Princeton scholar says Poland looking to whitewash Holocaust role in textbooks

By
March 4, 2016 03:06

The Polish government has already levied a censure against the academic after he said that the "Poles killed more Jews than Germans" during a October 2015 interview.

1 minute read.



Polish born Mordechai Fox, an 89-year-old Holocaust survivor, wears a yellow Star of David

Polish born Mordechai Fox, an 89-year-old Holocaust survivor, wears a yellow Star of David on his jacket during a ceremony marking Holocaust Remembrance Day. (photo credit: REUTERS)

A prominent Princeton history professor warned on Thursday  that the current Polish government is seeking to rewrite history through new education reforms designed to downplay the country's role in the Holocaust, according to The Jewish Chronicle.

Polish-American academic Jan Tomasz Gross, whose work highlights the role some Poles played in the Holocaust, said during an interview with The Chronicle that "the current regime in Poland is nationalist, xenophobic, and authoritarian."

"It openly states that it will enforce a political agenda with respect to teaching and commemorating Polish history," he added.

Be the first to know - Join our Facebook page.


Gross and the Polish government have been at loggerheads as of late,  when Gross discovered two weeks ago the ruling Law and Justice Party was considering rescinding the Order of Merit award given to him in 1996 for his research into the Holocaust and Polish-Jewish relations.

The Polish government has already levied a censure against the academic after he said that the "Poles killed more Jews than Germans" during a October 2015 interview with German newspaper Der Welt.

Gross continued by saying that "students in schools and universities will have their curricula skewed, impoverished, and falsified if need be, to conform with a nationalist agenda.

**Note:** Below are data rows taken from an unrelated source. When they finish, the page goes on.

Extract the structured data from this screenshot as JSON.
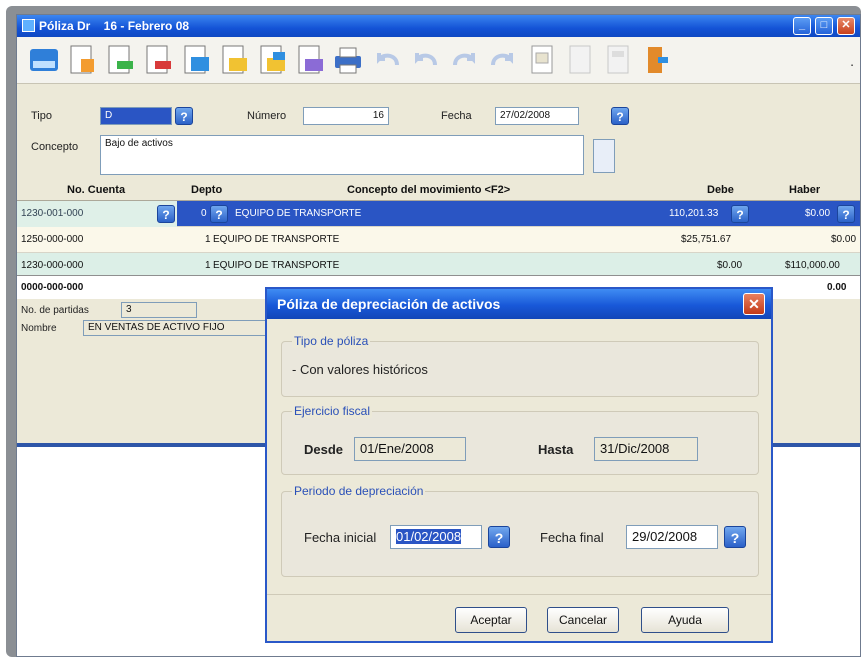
{
  "window": {
    "title": "Póliza Dr    16 - Febrero 08",
    "minimize": "_",
    "maximize": "□",
    "close": "✕"
  },
  "toolbar": {
    "icons": [
      "save-icon",
      "new-document-icon",
      "add-row-icon",
      "delete-row-icon",
      "copy-icon",
      "open-folder-icon",
      "paste-icon",
      "template-icon",
      "print-icon",
      "undo-icon",
      "undo-all-icon",
      "redo-icon",
      "redo-all-icon",
      "page-icon",
      "page-disabled-icon",
      "calculator-icon",
      "exit-door-icon"
    ],
    "more": "."
  },
  "header": {
    "tipo_label": "Tipo",
    "tipo_value": "D",
    "numero_label": "Número",
    "numero_value": "16",
    "fecha_label": "Fecha",
    "fecha_value": "27/02/2008",
    "concepto_label": "Concepto",
    "concepto_value": "Bajo de activos"
  },
  "grid": {
    "columns": [
      "No. Cuenta",
      "Depto",
      "Concepto del movimiento <F2>",
      "Debe",
      "Haber"
    ],
    "rows": [
      {
        "cuenta": "1230-001-000",
        "depto": "0",
        "concepto": "EQUIPO DE TRANSPORTE",
        "debe": "110,201.33",
        "haber": "$0.00"
      },
      {
        "cuenta": "1250-000-000",
        "depto": "1",
        "concepto": "EQUIPO DE TRANSPORTE",
        "debe": "$25,751.67",
        "haber": "$0.00"
      },
      {
        "cuenta": "1230-000-000",
        "depto": "1",
        "concepto": "EQUIPO DE TRANSPORTE",
        "debe": "$0.00",
        "haber": "$110,000.00"
      }
    ],
    "total_account": "0000-000-000",
    "total_haber": "0.00"
  },
  "footer": {
    "partidas_label": "No. de partidas",
    "partidas_value": "3",
    "nombre_label": "Nombre",
    "nombre_value": "EN VENTAS DE ACTIVO FIJO"
  },
  "dialog": {
    "title": "Póliza de depreciación de activos",
    "close": "✕",
    "tipo_poliza_caption": "Tipo de póliza",
    "tipo_poliza_value": "- Con valores históricos",
    "ejercicio_caption": "Ejercicio fiscal",
    "desde_label": "Desde",
    "desde_value": "01/Ene/2008",
    "hasta_label": "Hasta",
    "hasta_value": "31/Dic/2008",
    "periodo_caption": "Periodo de depreciación",
    "fecha_inicial_label": "Fecha inicial",
    "fecha_inicial_value": "01/02/2008",
    "fecha_final_label": "Fecha final",
    "fecha_final_value": "29/02/2008",
    "accept_label": "Aceptar",
    "cancel_label": "Cancelar",
    "help_label": "Ayuda",
    "help_glyph": "?"
  }
}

Critical thinking and respect for multicultural values will be discouraged."

He added that if the current government is allowed to continue with its educational purge, it was in danger of becoming "spiritually marginalized within the European community".

Gross could possibly face jail time for his comments, saying that the Polish prosecutor's office had been urged to investigate him under a statute in the law that makes it illegal to "slander the Polish nation."











Related Content
Iranian singer Mohsen Yeganeh
December 16, 2017
Iranian-American Jews call for boycott of Persian singer over 'antisemitic' lyrics

By JACOB GOFF KLEIN

Israel Weather
  • 9 - 24
    Beer Sheva
    11 - 24
    Tel Aviv - Yafo
  • 11 - 19
    Jerusalem
    13 - 22
    Haifa
  • 12 - 25
    Elat
    14 - 24
    Tiberias